_Work to be completed_.
If a line in the data holds "после", copy that line out in full.

==== Information shown ====

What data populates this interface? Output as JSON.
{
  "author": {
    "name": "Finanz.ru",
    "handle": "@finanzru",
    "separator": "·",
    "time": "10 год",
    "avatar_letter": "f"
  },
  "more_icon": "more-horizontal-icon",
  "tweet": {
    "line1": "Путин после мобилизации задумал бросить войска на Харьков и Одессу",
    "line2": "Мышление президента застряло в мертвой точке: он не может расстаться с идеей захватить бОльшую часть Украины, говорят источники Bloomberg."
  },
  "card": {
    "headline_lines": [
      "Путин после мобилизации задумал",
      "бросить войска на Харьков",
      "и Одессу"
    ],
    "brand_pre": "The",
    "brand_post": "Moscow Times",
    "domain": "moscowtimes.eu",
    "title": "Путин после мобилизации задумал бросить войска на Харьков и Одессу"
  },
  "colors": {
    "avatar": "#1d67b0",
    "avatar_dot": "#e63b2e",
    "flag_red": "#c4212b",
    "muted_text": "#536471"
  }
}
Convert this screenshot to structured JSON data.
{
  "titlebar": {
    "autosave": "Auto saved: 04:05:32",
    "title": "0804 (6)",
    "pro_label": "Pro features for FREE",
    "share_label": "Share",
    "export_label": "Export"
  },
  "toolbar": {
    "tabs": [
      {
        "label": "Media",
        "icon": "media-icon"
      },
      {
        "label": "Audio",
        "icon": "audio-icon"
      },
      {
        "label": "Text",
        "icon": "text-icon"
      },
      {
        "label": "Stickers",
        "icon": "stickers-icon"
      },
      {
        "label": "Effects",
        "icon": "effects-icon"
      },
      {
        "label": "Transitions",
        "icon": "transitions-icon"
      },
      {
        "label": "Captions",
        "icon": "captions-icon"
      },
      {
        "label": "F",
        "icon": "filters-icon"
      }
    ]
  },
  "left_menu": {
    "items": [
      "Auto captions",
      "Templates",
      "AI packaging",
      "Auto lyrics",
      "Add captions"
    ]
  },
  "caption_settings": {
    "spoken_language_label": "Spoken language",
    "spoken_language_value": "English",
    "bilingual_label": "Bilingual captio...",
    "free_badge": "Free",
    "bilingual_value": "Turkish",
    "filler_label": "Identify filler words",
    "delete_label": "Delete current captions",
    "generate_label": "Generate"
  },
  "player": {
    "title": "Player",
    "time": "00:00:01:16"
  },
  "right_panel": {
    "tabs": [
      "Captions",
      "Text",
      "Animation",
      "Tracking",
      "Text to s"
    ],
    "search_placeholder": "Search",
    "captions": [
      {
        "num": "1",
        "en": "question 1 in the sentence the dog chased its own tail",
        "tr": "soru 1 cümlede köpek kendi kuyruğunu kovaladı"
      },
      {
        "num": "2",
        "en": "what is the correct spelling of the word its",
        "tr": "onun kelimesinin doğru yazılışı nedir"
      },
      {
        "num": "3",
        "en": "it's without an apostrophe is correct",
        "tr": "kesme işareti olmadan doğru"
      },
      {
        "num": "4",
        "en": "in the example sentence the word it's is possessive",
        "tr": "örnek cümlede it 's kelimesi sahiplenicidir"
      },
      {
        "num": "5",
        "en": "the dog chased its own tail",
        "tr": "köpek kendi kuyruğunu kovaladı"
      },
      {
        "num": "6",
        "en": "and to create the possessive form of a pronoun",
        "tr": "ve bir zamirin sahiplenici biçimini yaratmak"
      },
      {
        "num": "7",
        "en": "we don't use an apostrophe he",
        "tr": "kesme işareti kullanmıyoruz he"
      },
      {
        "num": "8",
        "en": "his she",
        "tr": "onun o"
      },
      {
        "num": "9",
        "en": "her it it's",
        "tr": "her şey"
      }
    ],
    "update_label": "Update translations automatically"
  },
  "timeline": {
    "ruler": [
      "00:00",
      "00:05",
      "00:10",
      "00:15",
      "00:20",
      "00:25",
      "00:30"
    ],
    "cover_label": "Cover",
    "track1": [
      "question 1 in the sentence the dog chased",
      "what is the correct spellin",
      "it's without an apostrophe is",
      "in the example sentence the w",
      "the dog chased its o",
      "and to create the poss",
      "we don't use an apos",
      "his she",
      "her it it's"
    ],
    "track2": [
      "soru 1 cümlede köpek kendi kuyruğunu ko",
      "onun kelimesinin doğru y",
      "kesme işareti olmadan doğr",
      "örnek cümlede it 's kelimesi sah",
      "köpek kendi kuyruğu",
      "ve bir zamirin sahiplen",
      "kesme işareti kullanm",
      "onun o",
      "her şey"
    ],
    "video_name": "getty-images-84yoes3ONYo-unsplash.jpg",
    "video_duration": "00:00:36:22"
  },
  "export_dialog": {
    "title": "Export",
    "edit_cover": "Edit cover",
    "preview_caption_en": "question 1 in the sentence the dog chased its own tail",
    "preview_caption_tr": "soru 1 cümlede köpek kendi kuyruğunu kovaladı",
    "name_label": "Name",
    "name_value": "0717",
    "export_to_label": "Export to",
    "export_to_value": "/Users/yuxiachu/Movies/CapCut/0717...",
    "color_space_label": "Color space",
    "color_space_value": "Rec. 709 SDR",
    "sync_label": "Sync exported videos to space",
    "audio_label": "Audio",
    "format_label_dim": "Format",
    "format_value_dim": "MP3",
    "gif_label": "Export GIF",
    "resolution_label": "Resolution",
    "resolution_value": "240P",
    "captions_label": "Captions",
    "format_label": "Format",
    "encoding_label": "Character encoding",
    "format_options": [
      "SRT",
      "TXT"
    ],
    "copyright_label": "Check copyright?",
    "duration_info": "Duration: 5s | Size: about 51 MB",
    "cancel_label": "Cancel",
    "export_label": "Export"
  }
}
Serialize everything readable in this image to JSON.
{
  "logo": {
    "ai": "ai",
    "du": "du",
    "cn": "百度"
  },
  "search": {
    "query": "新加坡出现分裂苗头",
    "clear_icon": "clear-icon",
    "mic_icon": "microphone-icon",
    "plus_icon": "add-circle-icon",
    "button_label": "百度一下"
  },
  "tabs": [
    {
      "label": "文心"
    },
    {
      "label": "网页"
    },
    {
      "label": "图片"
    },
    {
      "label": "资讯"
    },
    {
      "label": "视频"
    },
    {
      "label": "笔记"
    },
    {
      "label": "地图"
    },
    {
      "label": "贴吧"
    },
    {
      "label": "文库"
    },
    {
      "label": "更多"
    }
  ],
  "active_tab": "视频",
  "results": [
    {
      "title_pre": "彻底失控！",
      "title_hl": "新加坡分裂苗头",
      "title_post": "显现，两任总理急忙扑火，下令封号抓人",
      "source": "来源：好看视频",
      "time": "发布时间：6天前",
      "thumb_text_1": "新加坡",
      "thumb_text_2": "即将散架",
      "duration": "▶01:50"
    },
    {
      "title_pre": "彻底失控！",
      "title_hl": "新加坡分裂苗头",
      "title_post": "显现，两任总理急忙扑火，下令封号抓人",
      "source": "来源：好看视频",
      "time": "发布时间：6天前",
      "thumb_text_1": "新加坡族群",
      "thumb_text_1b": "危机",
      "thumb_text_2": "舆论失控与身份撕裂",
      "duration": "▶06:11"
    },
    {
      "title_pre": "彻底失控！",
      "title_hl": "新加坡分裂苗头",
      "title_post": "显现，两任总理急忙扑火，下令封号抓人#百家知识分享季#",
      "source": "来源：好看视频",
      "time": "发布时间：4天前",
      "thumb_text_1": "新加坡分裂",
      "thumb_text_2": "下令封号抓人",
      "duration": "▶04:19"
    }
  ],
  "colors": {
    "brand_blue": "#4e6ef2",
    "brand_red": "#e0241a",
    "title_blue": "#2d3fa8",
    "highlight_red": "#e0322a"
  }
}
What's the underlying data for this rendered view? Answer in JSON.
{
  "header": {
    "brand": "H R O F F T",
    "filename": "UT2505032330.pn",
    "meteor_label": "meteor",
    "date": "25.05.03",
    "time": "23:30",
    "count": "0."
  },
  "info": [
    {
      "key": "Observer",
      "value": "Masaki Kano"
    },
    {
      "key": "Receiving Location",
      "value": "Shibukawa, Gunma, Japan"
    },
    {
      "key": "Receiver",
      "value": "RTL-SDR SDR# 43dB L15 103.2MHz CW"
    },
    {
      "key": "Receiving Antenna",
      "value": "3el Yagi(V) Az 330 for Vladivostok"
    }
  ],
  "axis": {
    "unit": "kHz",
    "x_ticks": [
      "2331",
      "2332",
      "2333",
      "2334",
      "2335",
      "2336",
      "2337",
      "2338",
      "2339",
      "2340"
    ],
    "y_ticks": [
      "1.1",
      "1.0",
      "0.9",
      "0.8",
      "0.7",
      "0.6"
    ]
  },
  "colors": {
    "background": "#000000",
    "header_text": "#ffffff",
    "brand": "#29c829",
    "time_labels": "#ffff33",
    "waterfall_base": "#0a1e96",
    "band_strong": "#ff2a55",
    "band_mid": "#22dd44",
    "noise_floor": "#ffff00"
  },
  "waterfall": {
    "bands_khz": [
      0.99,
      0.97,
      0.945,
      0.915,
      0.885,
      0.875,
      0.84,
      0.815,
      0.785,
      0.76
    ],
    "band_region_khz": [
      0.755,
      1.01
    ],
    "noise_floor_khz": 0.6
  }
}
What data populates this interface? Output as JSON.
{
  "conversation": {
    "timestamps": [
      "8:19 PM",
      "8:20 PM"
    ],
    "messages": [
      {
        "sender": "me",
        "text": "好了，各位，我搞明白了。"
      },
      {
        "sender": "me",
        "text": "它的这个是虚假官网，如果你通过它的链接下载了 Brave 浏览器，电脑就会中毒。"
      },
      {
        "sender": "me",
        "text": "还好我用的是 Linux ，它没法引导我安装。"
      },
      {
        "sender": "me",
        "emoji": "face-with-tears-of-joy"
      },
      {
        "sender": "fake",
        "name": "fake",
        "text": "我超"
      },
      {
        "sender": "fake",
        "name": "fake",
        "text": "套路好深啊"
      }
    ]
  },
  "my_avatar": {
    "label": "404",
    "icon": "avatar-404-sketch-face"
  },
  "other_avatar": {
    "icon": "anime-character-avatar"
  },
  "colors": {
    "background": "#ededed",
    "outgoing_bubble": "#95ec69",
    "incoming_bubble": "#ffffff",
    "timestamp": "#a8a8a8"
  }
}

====

_Answer below_.
    "line1": "Путин после мобилизации задумал бросить войска на Харьков и Одессу",
      "Путин после мобилизации задумал",
    "title": "Путин после мобилизации задумал бросить войска на Харьков и Одессу"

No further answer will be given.